TASK REQUIREMENTS –
A verbatim copy of the whole listing is what is needed.
-- Opening Marker --
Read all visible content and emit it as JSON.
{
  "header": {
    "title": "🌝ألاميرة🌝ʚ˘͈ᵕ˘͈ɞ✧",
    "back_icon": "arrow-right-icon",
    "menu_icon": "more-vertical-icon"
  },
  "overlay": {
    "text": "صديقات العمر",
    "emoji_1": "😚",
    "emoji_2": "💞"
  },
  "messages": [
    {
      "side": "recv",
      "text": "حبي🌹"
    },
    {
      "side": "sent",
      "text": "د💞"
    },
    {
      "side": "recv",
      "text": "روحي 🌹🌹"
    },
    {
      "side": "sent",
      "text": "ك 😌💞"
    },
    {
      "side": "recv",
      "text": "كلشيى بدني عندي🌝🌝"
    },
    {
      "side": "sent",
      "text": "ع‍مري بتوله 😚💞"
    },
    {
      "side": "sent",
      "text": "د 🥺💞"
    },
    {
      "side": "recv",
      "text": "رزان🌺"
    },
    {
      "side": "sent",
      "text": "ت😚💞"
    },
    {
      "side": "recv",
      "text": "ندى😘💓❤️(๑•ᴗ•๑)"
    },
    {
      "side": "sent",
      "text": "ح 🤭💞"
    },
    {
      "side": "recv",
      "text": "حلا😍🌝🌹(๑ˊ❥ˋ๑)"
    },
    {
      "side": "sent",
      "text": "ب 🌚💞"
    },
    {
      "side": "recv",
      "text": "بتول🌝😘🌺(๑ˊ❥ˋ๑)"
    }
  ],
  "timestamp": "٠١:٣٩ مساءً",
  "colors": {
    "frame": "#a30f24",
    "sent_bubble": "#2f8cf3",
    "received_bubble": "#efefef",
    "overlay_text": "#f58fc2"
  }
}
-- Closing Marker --
YOUR SOLUTION –
Read all visible content and emit it as JSON.
{
  "header": {
    "title": "🌝ألاميرة🌝ʚ˘͈ᵕ˘͈ɞ✧",
    "back_icon": "arrow-right-icon",
    "menu_icon": "more-vertical-icon"
  },
  "overlay": {
    "text": "صديقات العمر",
    "emoji_1": "😚",
    "emoji_2": "💞"
  },
  "messages": [
    {
      "side": "recv",
      "text": "حبي🌹"
    },
    {
      "side": "sent",
      "text": "د💞"
    },
    {
      "side": "recv",
      "text": "روحي 🌹🌹"
    },
    {
      "side": "sent",
      "text": "ك 😌💞"
    },
    {
      "side": "recv",
      "text": "كلشيى بدني عندي🌝🌝"
    },
    {
      "side": "sent",
      "text": "ع‍مري بتوله 😚💞"
    },
    {
      "side": "sent",
      "text": "د 🥺💞"
    },
    {
      "side": "recv",
      "text": "رزان🌺"
    },
    {
      "side": "sent",
      "text": "ت😚💞"
    },
    {
      "side": "recv",
      "text": "ندى😘💓❤️(๑•ᴗ•๑)"
    },
    {
      "side": "sent",
      "text": "ح 🤭💞"
    },
    {
      "side": "recv",
      "text": "حلا😍🌝🌹(๑ˊ❥ˋ๑)"
    },
    {
      "side": "sent",
      "text": "ب 🌚💞"
    },
    {
      "side": "recv",
      "text": "بتول🌝😘🌺(๑ˊ❥ˋ๑)"
    }
  ],
  "timestamp": "٠١:٣٩ مساءً",
  "colors": {
    "frame": "#a30f24",
    "sent_bubble": "#2f8cf3",
    "received_bubble": "#efefef",
    "overlay_text": "#f58fc2"
  }
}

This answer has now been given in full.